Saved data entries

===============

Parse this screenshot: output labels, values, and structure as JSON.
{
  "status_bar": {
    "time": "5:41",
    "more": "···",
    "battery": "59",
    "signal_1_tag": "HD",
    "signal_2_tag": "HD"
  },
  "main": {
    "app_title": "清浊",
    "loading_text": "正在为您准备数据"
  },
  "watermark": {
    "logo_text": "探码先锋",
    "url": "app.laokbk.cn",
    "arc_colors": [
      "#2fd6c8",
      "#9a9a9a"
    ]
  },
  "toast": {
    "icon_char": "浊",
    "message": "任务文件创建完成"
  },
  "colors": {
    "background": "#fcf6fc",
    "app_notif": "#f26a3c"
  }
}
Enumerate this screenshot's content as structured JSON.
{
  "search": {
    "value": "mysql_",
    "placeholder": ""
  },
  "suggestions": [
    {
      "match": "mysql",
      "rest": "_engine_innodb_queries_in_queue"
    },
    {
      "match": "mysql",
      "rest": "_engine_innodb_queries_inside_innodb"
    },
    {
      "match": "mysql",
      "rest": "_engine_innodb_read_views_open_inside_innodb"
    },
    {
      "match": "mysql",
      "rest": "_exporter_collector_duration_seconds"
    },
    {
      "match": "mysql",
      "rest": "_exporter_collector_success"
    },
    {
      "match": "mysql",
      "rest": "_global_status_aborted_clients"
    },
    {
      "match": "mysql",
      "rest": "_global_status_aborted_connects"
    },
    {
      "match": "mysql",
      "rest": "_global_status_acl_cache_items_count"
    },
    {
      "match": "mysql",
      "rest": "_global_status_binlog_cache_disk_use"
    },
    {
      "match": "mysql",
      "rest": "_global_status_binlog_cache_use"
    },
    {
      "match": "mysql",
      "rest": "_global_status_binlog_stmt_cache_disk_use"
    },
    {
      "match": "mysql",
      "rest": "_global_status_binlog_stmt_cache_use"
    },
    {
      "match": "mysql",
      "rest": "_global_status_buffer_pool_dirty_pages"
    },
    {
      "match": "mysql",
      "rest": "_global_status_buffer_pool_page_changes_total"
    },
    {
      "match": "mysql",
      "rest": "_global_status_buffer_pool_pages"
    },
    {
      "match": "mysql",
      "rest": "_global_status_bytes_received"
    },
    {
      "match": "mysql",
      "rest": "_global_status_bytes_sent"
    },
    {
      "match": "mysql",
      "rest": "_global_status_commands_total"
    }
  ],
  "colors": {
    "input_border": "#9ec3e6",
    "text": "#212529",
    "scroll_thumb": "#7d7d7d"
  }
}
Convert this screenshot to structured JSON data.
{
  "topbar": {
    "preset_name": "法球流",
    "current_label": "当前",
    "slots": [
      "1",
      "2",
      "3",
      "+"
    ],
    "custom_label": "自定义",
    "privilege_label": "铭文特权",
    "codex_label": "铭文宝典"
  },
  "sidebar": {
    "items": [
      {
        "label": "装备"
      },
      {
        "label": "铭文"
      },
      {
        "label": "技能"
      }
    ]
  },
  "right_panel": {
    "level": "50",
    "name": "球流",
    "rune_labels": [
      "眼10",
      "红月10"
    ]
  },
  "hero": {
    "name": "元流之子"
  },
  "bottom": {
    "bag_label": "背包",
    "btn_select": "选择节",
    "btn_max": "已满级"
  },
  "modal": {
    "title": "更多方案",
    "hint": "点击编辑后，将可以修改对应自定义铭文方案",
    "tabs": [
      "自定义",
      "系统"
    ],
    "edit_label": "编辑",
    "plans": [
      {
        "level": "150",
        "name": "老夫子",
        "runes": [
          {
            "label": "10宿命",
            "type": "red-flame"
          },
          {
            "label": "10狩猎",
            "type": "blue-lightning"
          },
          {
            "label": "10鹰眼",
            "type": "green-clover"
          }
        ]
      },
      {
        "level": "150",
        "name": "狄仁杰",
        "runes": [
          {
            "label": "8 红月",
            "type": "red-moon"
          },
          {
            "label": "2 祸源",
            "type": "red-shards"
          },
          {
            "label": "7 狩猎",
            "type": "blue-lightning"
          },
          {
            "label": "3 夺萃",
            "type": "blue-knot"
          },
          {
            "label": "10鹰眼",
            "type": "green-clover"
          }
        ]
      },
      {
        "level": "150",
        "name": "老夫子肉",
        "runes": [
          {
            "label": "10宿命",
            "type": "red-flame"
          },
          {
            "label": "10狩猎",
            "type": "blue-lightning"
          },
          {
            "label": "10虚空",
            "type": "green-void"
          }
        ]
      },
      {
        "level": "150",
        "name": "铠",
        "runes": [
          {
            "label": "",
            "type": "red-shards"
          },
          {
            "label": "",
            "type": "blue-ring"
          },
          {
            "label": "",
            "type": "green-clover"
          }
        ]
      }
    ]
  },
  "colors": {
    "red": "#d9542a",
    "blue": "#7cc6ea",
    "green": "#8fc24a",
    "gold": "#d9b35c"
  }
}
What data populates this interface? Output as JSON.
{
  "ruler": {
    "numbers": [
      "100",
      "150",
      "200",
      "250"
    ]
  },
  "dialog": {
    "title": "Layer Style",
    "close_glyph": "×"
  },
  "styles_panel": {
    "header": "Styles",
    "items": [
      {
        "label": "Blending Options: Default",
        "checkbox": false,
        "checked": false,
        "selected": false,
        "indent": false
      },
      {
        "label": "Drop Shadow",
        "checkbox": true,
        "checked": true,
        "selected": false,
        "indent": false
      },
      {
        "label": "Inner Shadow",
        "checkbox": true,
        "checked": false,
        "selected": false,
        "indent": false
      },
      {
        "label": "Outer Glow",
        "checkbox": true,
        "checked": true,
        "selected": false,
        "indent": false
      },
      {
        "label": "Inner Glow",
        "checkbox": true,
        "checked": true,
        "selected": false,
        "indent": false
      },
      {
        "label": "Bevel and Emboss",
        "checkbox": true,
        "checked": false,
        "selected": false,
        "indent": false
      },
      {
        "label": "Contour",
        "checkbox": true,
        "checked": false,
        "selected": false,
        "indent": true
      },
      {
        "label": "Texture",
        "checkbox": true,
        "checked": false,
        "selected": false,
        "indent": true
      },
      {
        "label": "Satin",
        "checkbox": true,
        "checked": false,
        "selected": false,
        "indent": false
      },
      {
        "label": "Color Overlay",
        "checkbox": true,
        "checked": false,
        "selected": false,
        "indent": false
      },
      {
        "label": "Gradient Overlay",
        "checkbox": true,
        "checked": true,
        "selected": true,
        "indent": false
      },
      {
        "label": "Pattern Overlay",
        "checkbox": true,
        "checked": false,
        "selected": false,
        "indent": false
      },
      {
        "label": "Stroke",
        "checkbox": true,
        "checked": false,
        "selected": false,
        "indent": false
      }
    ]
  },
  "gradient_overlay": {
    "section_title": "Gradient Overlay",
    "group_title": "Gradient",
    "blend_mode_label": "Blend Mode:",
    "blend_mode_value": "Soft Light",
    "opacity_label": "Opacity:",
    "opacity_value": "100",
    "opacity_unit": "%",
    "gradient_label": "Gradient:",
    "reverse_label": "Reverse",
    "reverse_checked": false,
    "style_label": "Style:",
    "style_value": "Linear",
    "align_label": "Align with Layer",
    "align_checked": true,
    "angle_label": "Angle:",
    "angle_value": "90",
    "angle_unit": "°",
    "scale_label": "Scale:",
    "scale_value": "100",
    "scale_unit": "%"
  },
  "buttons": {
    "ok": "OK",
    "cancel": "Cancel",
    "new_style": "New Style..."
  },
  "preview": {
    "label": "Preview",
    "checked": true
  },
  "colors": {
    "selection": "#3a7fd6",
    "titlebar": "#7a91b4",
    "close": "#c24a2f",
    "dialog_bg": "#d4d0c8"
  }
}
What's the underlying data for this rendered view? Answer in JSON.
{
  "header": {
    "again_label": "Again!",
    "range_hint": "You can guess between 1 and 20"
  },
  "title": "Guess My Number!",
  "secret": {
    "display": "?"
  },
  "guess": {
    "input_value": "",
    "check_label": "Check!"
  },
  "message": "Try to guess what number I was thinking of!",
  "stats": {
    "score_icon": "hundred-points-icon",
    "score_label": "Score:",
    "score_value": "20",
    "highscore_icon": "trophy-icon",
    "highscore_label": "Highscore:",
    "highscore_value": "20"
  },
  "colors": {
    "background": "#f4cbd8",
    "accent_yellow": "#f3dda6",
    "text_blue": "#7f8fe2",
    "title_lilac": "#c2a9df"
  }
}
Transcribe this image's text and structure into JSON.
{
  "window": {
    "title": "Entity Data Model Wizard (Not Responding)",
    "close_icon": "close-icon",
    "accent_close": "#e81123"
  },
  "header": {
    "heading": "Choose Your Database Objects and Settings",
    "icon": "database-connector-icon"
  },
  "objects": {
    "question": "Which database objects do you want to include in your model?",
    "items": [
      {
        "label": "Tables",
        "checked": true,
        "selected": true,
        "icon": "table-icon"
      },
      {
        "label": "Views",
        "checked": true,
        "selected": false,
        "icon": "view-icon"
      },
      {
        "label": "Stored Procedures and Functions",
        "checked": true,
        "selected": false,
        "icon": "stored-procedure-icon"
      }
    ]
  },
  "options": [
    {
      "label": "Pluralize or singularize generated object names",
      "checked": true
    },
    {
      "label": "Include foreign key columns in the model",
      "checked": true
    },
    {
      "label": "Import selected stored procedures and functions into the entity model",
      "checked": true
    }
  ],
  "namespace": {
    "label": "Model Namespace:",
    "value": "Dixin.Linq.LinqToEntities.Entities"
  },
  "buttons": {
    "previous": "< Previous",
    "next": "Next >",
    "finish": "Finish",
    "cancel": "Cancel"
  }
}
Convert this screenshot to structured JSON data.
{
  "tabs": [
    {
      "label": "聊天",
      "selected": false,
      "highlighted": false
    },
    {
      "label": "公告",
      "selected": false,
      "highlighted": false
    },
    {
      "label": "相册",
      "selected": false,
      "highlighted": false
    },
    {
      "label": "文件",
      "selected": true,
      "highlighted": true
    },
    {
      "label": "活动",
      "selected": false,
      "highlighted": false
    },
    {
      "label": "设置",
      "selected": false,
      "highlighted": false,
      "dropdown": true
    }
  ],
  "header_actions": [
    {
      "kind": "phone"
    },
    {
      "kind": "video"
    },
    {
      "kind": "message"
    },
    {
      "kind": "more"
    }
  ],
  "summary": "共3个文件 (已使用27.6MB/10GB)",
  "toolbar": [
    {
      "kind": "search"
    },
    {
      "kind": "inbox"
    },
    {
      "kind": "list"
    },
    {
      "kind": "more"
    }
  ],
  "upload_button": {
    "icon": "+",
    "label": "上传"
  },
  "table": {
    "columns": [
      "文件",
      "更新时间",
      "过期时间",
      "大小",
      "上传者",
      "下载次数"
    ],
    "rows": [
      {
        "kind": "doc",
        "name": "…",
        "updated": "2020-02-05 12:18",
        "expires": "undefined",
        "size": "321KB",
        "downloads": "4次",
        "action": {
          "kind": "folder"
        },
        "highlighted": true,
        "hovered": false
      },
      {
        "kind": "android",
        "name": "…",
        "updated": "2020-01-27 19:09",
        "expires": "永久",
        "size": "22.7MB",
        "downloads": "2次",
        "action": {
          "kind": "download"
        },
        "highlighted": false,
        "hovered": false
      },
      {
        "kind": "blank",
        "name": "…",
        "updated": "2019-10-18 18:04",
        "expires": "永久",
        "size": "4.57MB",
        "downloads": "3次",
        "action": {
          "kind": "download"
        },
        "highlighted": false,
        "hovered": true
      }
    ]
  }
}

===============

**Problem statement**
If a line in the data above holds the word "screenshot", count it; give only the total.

**Task answer**
4